Problem based learning, an educational intervention characterised by small group and self directed learning, is one of medical education's more recent success stories, at least in terms of its ubiquity. From its beginnings in McMaster University in the 1960s it has been adopted in undergraduate medical courses worldwide. It is also being used in postgraduate and continuing medical education.
Problem based learning has been the subject of at least four much quoted reviews, three published in the early 1990s and one more recently.1–4 Such attention is not surprising. What might be surprising is that the effects of such a popular educational approach are seemingly small, except in the area of student satisfaction. According to the reviews the extent of knowledge gained by such measures as performance in licensing examinations is at best unclear. Participants in problem based learning, however, can expect small gains in clinical reasoning.
The paper by Smits and colleagues in this issue provides a review of problem based learning in postgraduate and continuing education (p 153).5 It is, however, based on only six studies which met the authors' inclusion criteria for controlled study designs. The conclusions of the paper are similar to those of the major reviews. There is limited evidence that use of problem based learning in postgraduate and continuing medical education increases knowledge, doctor performance, and patient outcomes. There is moderate evidence for increased satisfaction of participants.
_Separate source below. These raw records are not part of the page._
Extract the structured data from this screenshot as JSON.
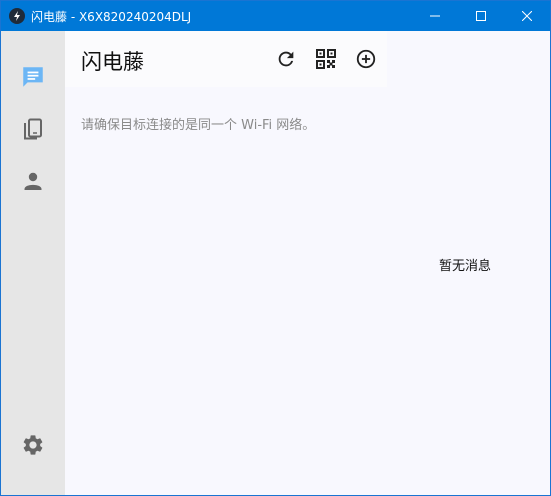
{
  "window": {
    "title": "闪电藤 - X6X820240204DLJ",
    "controls": [
      "minimize",
      "maximize",
      "close"
    ]
  },
  "sidebar": {
    "items": [
      {
        "name": "messages",
        "icon": "chat-icon",
        "active": true
      },
      {
        "name": "devices",
        "icon": "devices-icon",
        "active": false
      },
      {
        "name": "contacts",
        "icon": "person-icon",
        "active": false
      }
    ],
    "footer_icon": "gear-icon"
  },
  "header": {
    "title": "闪电藤",
    "actions": [
      "refresh-icon",
      "qr-code-icon",
      "add-circle-icon"
    ]
  },
  "main": {
    "hint": "请确保目标连接的是同一个 Wi-Fi 网络。",
    "empty_text": "暂无消息"
  },
  "colors": {
    "titlebar": "#0078d7",
    "accent_icon": "#6cb6f5",
    "sidebar_bg": "#e6e6e6",
    "content_bg": "#f8f8fe"
  }
}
The debate on systematic reviews of problem based learning was taken to a new level with the publication of two articles in Medical Education in September 2000.6,7 They focused on the potential effects of research design on the findings of reviews. Albanese concentrated on effect size while Norman and Schmidt argued for a theory based approach to the study of educational interventions. Taking the debate to this level is timely given the recent interest in the nature of evidence in medical education research, particularly through the work of the best evidence medical education movement. Smits and his colleagues claim that controlled evaluation studies provide the best evidence of educational effectiveness. Despite claims in the paper to the contrary, this is not necessarily supported by the advocates of best evidence medical education, who have moved away from grading studies according to the gold standard of randomised control to a scheme based on criteria such as quality, utility, and strength of evidence.8 Norman and Schmidt provide a critique of the randomised control trial approach to researching curriculum interventions suggesting that such studies are doomed to fail. This is familiar to educational researchers outside medicine who some time ago abandoned the supremacy of randomised designs to embrace a range of quasi-experimental and qualitative designs.
Three of the limitations of randomised control studies for studying educational interventions are highlighted by the paper. The first is randomisation. While randomisation is theoretically possible in educational research it is often not feasible nor justifiable. Is it justifiable to enrol medical professionals in postgraduate and continuing education programmes in which they are given no choice over the learning methods they will engage in? Furthermore, as Norman and Schmidt point out, randomisation relies on the maintenance of blind allocation.7 Maintaining blinding is rarely possible in research on educational interventions.
The second issue is control of variables. At the very least the intervention itself may be variable. There are many variants of problem based learning. The process of education depends on the context. A myriad of factors, including facilities and resources, teacher and student motivation, individual expectations, and institutional ethos affect the process. Again it is theoretically possible to control for such variables but in doing so the key factors that determine the success or failure of the intervention may be removed.
The third issue concerns the choice of appropriate outcome measures. There is much interest in the defining of clear outcomes for medical education and hence for medical education research.9,10 But the outcomes must be appropriate for the intervention. For example, is improved patient health an appropriate measure of educational effectiveness in continuing medical education? After all it is influenced by a whole range of factors within and outside a doctor's control.
Education is a discipline that is rich in theory. One of the functions of educational theory is to make predictions about outcomes and their relationships that can be tested through empirical work. Much research about medical education proceeds devoid of theory. More not less theory based research is needed7 so that researchers will focus on significant outcomes that are amenable to intervention.
There is a clear imperative to research the effects of educational interventions at all levels of medical education and training. The research, however, must be designed so that the findings can be truly ascribed to the intervention rather than being an artefact of the methods used.